MADE IN EDIT
Small Vase With Sponges And Lichens By Patricia Urquiola
Made in Edit presents Hybrida: born from the collaboration between Real Fabbrica di Capodimonte and Patricia Urquiola, the new collection features handcrafted porcelain artworks that tell a story of alchemy and nature. Discover the inspirations and the creative process behind the project.
Born as an independent design brand linked to the residency program of Edit Napoli, Made in Edit is today an avant-garde reality that connects international designers with Italian artisans to create a window of collaborative working and living. The invaluable heritage of traditional craftsmanship sets the stage for the production of excellent design pieces, result of a creative design and artistic research.
Discover Hybrida collection to explore a world in which mosses, lichens and rocks take on a new identity thanks to Patricia Urquiola's drawings and fine handwork. The world-famous designer has worked side by side with the master artisans of the Real Fabbrica di Capodimonte, one of the most important Italian institutions based in the Caselli Institute, born in the 1960s with the aim of continuing the ancient artisan tradition and experimenting new forms and techniques in the porcelain sector.
Meet the Patricia Urquiola and discover her innovative vision where the stylistic elements of the past give way to creatures in transformation, inhabitants of a dimension where the plant, animal and mineral worlds mingle, changing into species of pure visionary nature.
The Hybrida collection is the story of an encounter between your creative vision and the master craftsmen of the Real Fabbrica of Capodimonte. How do you mix the traditional ceramic art with your avant-garde design approach?
For Hybrida I worked closely with the school's artisans and students, adopting an experimental approach, but at the same time respectful and complementary to the techniques that represent Capodimonte. Thus, alongside the more traditional manual processes, we find details obtained by immersing unconventional materials in porcelain, such as sponges and cotton, alongside the mosses of the Real Bosco. We designed objects and centerpieces that bring an ancient typology in a contemporary key. The very high production capacity of Capodimonte's masters and students is thus combined with my imagination recovering distant roots and combining aesthetics.
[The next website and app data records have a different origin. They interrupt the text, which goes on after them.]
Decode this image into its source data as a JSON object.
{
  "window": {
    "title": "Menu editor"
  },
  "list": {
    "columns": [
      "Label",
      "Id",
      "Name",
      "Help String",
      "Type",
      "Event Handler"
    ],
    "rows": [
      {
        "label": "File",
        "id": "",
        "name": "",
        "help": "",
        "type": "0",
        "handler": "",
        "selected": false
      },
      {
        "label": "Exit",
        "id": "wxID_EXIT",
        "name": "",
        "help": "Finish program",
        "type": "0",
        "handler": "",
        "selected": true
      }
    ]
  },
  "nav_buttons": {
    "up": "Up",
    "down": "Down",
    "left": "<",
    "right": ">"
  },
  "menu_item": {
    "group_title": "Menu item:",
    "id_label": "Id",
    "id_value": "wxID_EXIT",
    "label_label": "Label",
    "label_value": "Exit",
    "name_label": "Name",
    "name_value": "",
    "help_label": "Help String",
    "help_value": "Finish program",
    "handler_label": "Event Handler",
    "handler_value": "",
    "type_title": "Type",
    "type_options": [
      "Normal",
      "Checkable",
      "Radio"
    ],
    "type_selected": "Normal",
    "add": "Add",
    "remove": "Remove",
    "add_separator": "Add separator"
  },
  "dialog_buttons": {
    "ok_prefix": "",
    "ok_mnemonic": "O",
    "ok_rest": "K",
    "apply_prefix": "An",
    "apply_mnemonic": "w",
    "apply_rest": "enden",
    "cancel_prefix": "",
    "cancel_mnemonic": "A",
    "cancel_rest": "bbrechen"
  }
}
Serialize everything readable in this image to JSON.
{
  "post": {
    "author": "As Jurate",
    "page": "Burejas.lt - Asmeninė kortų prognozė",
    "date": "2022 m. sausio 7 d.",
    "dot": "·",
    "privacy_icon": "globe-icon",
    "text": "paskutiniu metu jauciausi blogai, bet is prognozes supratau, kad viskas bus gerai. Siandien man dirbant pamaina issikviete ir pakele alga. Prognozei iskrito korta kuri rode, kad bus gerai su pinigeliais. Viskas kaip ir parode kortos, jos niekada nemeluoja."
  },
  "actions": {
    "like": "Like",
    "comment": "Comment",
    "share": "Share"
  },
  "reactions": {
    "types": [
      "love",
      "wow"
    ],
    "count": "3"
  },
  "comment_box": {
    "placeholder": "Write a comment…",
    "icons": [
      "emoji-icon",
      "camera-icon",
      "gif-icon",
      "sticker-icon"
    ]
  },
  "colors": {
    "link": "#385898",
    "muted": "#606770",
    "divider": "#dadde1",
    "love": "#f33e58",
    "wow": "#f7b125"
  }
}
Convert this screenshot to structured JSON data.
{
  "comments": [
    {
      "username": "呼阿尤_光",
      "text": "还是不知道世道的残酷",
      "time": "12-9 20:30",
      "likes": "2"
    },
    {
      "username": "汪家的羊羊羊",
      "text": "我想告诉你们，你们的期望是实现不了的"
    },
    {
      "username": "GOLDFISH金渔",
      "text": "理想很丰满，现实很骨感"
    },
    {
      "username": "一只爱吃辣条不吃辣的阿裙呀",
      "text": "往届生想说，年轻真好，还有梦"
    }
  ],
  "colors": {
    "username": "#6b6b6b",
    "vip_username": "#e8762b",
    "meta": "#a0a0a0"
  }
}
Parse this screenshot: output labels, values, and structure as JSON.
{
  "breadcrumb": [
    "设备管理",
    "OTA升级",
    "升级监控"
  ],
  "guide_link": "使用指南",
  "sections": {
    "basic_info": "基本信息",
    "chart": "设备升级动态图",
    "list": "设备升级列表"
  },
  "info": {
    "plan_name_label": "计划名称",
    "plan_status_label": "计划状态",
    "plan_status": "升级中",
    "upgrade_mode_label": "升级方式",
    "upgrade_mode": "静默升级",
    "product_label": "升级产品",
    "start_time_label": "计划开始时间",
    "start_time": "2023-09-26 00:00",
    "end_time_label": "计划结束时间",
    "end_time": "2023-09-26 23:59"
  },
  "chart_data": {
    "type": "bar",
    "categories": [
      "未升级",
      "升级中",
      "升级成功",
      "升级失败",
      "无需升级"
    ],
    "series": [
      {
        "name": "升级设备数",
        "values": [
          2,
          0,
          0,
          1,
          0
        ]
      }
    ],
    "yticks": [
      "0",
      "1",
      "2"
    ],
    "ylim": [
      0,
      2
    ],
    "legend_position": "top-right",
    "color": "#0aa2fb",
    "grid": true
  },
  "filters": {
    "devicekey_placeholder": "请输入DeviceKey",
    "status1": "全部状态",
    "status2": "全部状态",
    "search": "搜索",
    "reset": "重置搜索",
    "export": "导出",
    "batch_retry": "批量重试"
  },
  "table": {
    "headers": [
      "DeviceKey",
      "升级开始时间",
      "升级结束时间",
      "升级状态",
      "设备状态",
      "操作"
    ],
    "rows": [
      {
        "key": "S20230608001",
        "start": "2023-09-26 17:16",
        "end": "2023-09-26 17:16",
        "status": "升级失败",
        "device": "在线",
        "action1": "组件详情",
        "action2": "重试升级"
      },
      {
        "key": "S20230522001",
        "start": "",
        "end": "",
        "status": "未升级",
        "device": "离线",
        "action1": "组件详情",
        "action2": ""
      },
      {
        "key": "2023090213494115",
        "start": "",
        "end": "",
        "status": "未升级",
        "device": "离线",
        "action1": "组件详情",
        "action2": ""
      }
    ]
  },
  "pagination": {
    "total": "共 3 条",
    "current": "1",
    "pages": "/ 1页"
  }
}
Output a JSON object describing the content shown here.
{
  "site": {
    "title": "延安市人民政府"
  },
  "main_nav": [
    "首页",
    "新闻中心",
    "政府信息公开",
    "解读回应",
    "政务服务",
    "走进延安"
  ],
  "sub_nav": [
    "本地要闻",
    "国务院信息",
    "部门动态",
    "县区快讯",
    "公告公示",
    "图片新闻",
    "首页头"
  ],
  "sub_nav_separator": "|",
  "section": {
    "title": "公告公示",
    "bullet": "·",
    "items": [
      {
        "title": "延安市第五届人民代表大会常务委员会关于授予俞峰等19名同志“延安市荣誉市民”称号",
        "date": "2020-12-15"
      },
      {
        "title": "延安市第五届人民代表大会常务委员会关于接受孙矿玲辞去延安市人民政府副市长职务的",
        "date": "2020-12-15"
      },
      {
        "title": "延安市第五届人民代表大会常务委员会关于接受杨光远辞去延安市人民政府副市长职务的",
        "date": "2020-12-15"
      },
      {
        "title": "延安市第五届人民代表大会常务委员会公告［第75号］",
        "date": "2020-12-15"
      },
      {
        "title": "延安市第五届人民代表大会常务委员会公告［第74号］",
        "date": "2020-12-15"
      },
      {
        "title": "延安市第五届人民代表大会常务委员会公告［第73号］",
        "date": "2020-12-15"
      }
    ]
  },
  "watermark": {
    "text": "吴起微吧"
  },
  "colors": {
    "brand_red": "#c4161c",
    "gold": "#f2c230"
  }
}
Mosses, lichens and minerals are the great protagonists of this collection, sources of life and inspiration that take a new identity thanks to your unique design approach. Why did you choose these subjects and what is the meaning behind this choice?
These completely white objects reproduce on their 'skin' the motifs and textures of mosses and lichens, with their own beauty and uniqueness. Among them, hybrid human figures emerge, equipped with prostheses that allow them to move more easily in a contemporary reality. These stylistic features of the past give way to creatures in transformation, inhabitants of a dimension where the vegetable, animal and mineral world mix, changing into a visionary species. Objects are, as it were, torn from their state of things and become anthropomorphic organisms, hybrids. The whole scene turns into a dance of nature, a feast of shapes that mix. Borders no longer exist, everything becomes permeable amorphous, a metaphysics of mixing we could say.
The unique objects of the Hybrida collection compose an authentic “garden on the table”, inspired by the eighteenth-century theme of the great bucolic centerpieces. Tell us about the creative process behind this reinterpretation in a contemporary key.
In the undergrowth of this imaginative place, small shrubs are transformed into glossy enamelled sculptures, while porcelain flowers are interspersed with natural flowers, supported by rope structures that arise from the subsoil like roots. The enchanted garden can be described as a journey, a journey back in time where the protagonist takes on the role of an anthropologist and moves around the earth in search of traces of human presence, and where nature has been greatly compromised; luckily, he discovers a place that had escaped human action for many years had remained prodigiously uncontaminated.
The Campania region, more precisely Capodimonte, was your “home” during the design process and creation of the new collection. What values do you share with the artisanal culture of this region of Italy?
Thinking of my work with porcelain in Capodimonte reminds me of Albedo, which is the second phase of the alchemical transformation. The phase of purification, whitening, femininity, a bit free from rules, just as I too have felt this work. I interpret this alchemical power as the strength we have in changing things, through pure and impure phases to arrive at our 'philosopher's stone', which does not always convert poor metals into gold, but which is really capable of changing our relationship with the environment.
The Istituto Caselli of Capodimonte is the birthplace of the new collection. Founded in the sixties to pass on the ancient craft tradition, it is still an institution today. What advice would you give to the future generations of creatives?
To be open to people, being them colleagues or users, with a non-dominant multicultural approach, as only a work of inclusion, and not exclusion, leads to the creation of quality products. To learn how to choose the right mentors, and to be happy to have a light ‘luggage’ of culture and identity, as they do at the beginning of their journey. Having a light luggage is not necessarily a limit but can indeed turn into a positive aspect, an advantage, since it will allow them to move more easily.